YOUR ASSIGNMENT → Search the material for lines containing the word "icon", and copy each one.

DATA SHOWN START

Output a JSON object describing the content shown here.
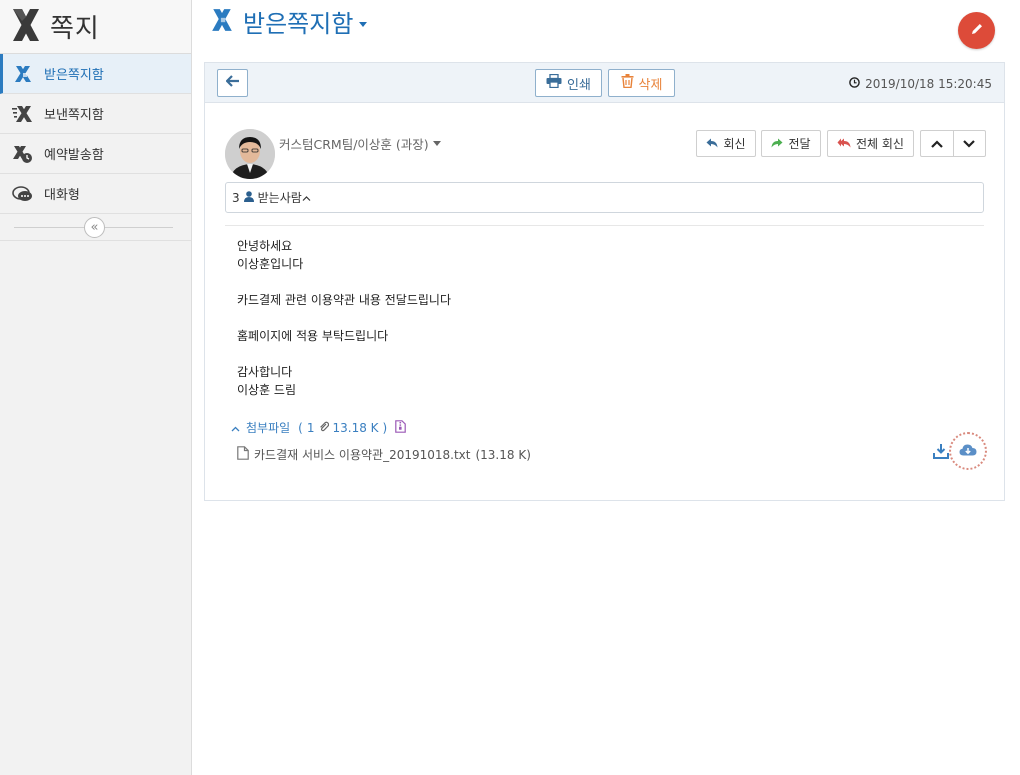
{
  "app": {
    "title": "쪽지"
  },
  "sidebar": {
    "items": [
      {
        "label": "받은쪽지함",
        "icon": "inbox-icon",
        "active": true
      },
      {
        "label": "보낸쪽지함",
        "icon": "sent-icon",
        "active": false
      },
      {
        "label": "예약발송함",
        "icon": "scheduled-icon",
        "active": false
      },
      {
        "label": "대화형",
        "icon": "chat-icon",
        "active": false
      }
    ],
    "collapse_icon": "double-chevron-left-icon"
  },
  "header": {
    "title": "받은쪽지함",
    "compose_icon": "pencil-icon"
  },
  "toolbar": {
    "back_icon": "arrow-left-icon",
    "print_label": "인쇄",
    "delete_label": "삭제",
    "datetime": "2019/10/18 15:20:45"
  },
  "message": {
    "sender": "커스텀CRM팀/이상훈 (과장)",
    "actions": {
      "reply": "회신",
      "forward": "전달",
      "reply_all": "전체 회신"
    },
    "recipients": {
      "count": "3",
      "label": "받는사람"
    },
    "body": "안녕하세요\n이상훈입니다\n\n카드결제 관련 이용약관 내용 전달드립니다\n\n홈페이지에 적용 부탁드립니다\n\n감사합니다\n이상훈 드림",
    "attachments": {
      "label": "첨부파일",
      "count": "1",
      "total_size": "13.18 K",
      "files": [
        {
          "name": "카드결재 서비스 이용약관_20191018.txt",
          "size": "(13.18 K)"
        }
      ]
    }
  },
  "colors": {
    "accent": "#1f6fb5",
    "danger": "#dd4b39",
    "delete": "#e8833a",
    "forward": "#4caf50",
    "reply_all": "#d9534f"
  }
}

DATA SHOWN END

THE COMPLETED TASK →
        "icon": "inbox-icon",
        "icon": "sent-icon",
        "icon": "scheduled-icon",
        "icon": "chat-icon",
    "collapse_icon": "double-chevron-left-icon"
    "compose_icon": "pencil-icon"
    "back_icon": "arrow-left-icon",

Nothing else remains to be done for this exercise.